TASK DIRECTIONS =>
With the pictures removed, write out the full listing below exactly.

EXERCISE DATA =>
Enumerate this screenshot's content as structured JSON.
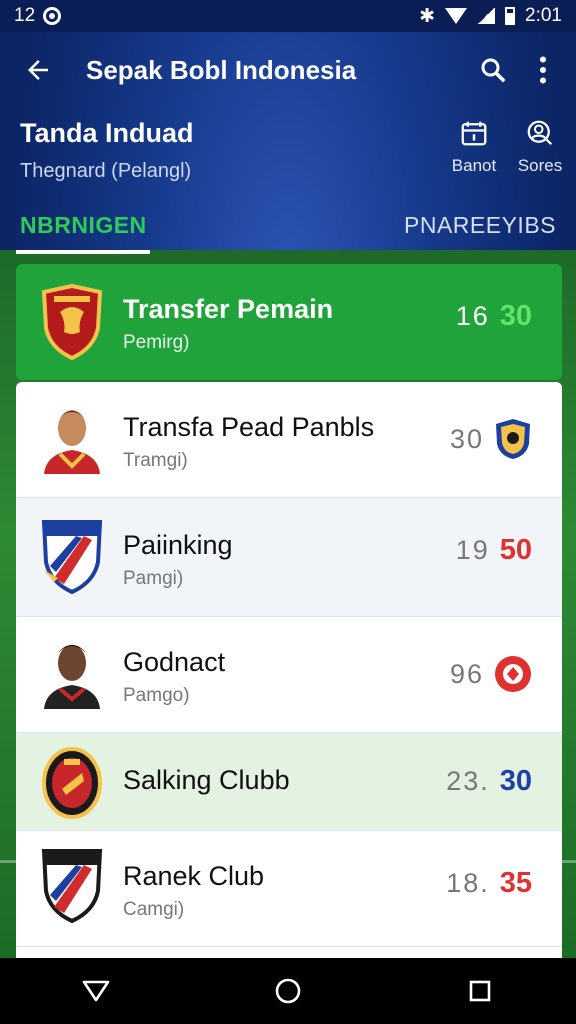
{
  "status_bar": {
    "time_left": "12",
    "time_right": "2:01"
  },
  "app_bar": {
    "title": "Sepak Bobl Indonesia",
    "icons": [
      "back-arrow-icon",
      "search-icon",
      "more-vert-icon"
    ]
  },
  "header": {
    "title": "Tanda Induad",
    "subtitle": "Thegnard (Pelangl)",
    "actions": [
      {
        "label": "Banot",
        "icon": "calendar-icon"
      },
      {
        "label": "Sores",
        "icon": "person-search-icon"
      }
    ]
  },
  "tabs": [
    {
      "label": "NBRNIGEN",
      "active": true
    },
    {
      "label": "PNAREEYIBS",
      "active": false
    }
  ],
  "featured": {
    "title": "Transfer Pemain",
    "subtitle": "Pemirg)",
    "num": "16",
    "big": "30"
  },
  "rows": [
    {
      "title": "Transfa Pead Panbls",
      "subtitle": "Tramgi)",
      "num": "30",
      "big": "",
      "badge": "club-badge-icon",
      "type": "player"
    },
    {
      "title": "Paiinking",
      "subtitle": "Pamgi)",
      "num": "19",
      "big": "50",
      "type": "club-stripes"
    },
    {
      "title": "Godnact",
      "subtitle": "Pamgo)",
      "num": "96",
      "big": "",
      "badge": "red-circle-badge-icon",
      "type": "player"
    },
    {
      "title": "Salking Clubb",
      "subtitle": "",
      "num": "23.",
      "big": "30",
      "type": "club-round"
    },
    {
      "title": "Ranek Club",
      "subtitle": "Camgi)",
      "num": "18.",
      "big": "35",
      "type": "club-stripes"
    }
  ],
  "colors": {
    "accent_green": "#1fa33a",
    "score_green": "#62e46a",
    "score_red": "#e03131",
    "score_blue": "#1f3fa8",
    "navy": "#0d2a6e"
  },
  "nav": [
    "back-triangle-icon",
    "home-circle-icon",
    "recents-square-icon"
  ]
}
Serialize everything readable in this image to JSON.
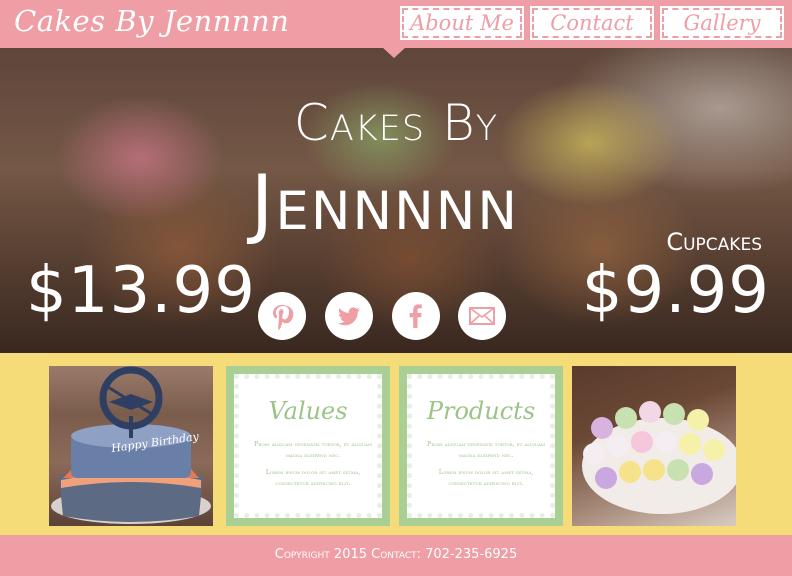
{
  "brand": {
    "logo_text": "Cakes By Jennnnn"
  },
  "nav": {
    "items": [
      {
        "label": "About Me"
      },
      {
        "label": "Contact"
      },
      {
        "label": "Gallery"
      }
    ]
  },
  "hero": {
    "title_line1": "Cakes By",
    "title_line2": "Jennnnn",
    "price_left": "$13.99",
    "right_label": "Cupcakes",
    "price_right": "$9.99",
    "social_icons": [
      "pinterest-icon",
      "twitter-icon",
      "facebook-icon",
      "email-icon"
    ]
  },
  "tiles": {
    "values": {
      "title": "Values",
      "text1": "Proin aliquam venenatis tortor, et aliquam magna eleifend nec.",
      "text2": "Lorem ipsum dolor sit amet setma, consectetur adipiscing elit."
    },
    "products": {
      "title": "Products",
      "text1": "Proin aliquam venenatis tortor, et aliquam magna eleifend nec.",
      "text2": "Lorem ipsum dolor sit amet setma, consectetur adipiscing elit."
    },
    "cake_topper_text": "Happy Birthday"
  },
  "footer": {
    "text": "Copyright 2015   Contact: 702-235-6925"
  },
  "colors": {
    "pink": "#ee9ea4",
    "yellow": "#f5dc78",
    "green": "#a9cf94",
    "white": "#ffffff"
  }
}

SOLVED EXERCISE =>
Enumerate this screenshot's content as structured JSON.
{
  "status_bar": {
    "time_left": "12",
    "time_right": "2:01"
  },
  "app_bar": {
    "title": "Sepak Bobl Indonesia",
    "icons": [
      "back-arrow-icon",
      "search-icon",
      "more-vert-icon"
    ]
  },
  "header": {
    "title": "Tanda Induad",
    "subtitle": "Thegnard (Pelangl)",
    "actions": [
      {
        "label": "Banot",
        "icon": "calendar-icon"
      },
      {
        "label": "Sores",
        "icon": "person-search-icon"
      }
    ]
  },
  "tabs": [
    {
      "label": "NBRNIGEN",
      "active": true
    },
    {
      "label": "PNAREEYIBS",
      "active": false
    }
  ],
  "featured": {
    "title": "Transfer Pemain",
    "subtitle": "Pemirg)",
    "num": "16",
    "big": "30"
  },
  "rows": [
    {
      "title": "Transfa Pead Panbls",
      "subtitle": "Tramgi)",
      "num": "30",
      "big": "",
      "badge": "club-badge-icon",
      "type": "player"
    },
    {
      "title": "Paiinking",
      "subtitle": "Pamgi)",
      "num": "19",
      "big": "50",
      "type": "club-stripes"
    },
    {
      "title": "Godnact",
      "subtitle": "Pamgo)",
      "num": "96",
      "big": "",
      "badge": "red-circle-badge-icon",
      "type": "player"
    },
    {
      "title": "Salking Clubb",
      "subtitle": "",
      "num": "23.",
      "big": "30",
      "type": "club-round"
    },
    {
      "title": "Ranek Club",
      "subtitle": "Camgi)",
      "num": "18.",
      "big": "35",
      "type": "club-stripes"
    }
  ],
  "colors": {
    "accent_green": "#1fa33a",
    "score_green": "#62e46a",
    "score_red": "#e03131",
    "score_blue": "#1f3fa8",
    "navy": "#0d2a6e"
  },
  "nav": [
    "back-triangle-icon",
    "home-circle-icon",
    "recents-square-icon"
  ]
}
Serialize everything readable in this image to JSON.
{
  "brand": {
    "logo_text": "Cakes By Jennnnn"
  },
  "nav": {
    "items": [
      {
        "label": "About Me"
      },
      {
        "label": "Contact"
      },
      {
        "label": "Gallery"
      }
    ]
  },
  "hero": {
    "title_line1": "Cakes By",
    "title_line2": "Jennnnn",
    "price_left": "$13.99",
    "right_label": "Cupcakes",
    "price_right": "$9.99",
    "social_icons": [
      "pinterest-icon",
      "twitter-icon",
      "facebook-icon",
      "email-icon"
    ]
  },
  "tiles": {
    "values": {
      "title": "Values",
      "text1": "Proin aliquam venenatis tortor, et aliquam magna eleifend nec.",
      "text2": "Lorem ipsum dolor sit amet setma, consectetur adipiscing elit."
    },
    "products": {
      "title": "Products",
      "text1": "Proin aliquam venenatis tortor, et aliquam magna eleifend nec.",
      "text2": "Lorem ipsum dolor sit amet setma, consectetur adipiscing elit."
    },
    "cake_topper_text": "Happy Birthday"
  },
  "footer": {
    "text": "Copyright 2015   Contact: 702-235-6925"
  },
  "colors": {
    "pink": "#ee9ea4",
    "yellow": "#f5dc78",
    "green": "#a9cf94",
    "white": "#ffffff"
  }
}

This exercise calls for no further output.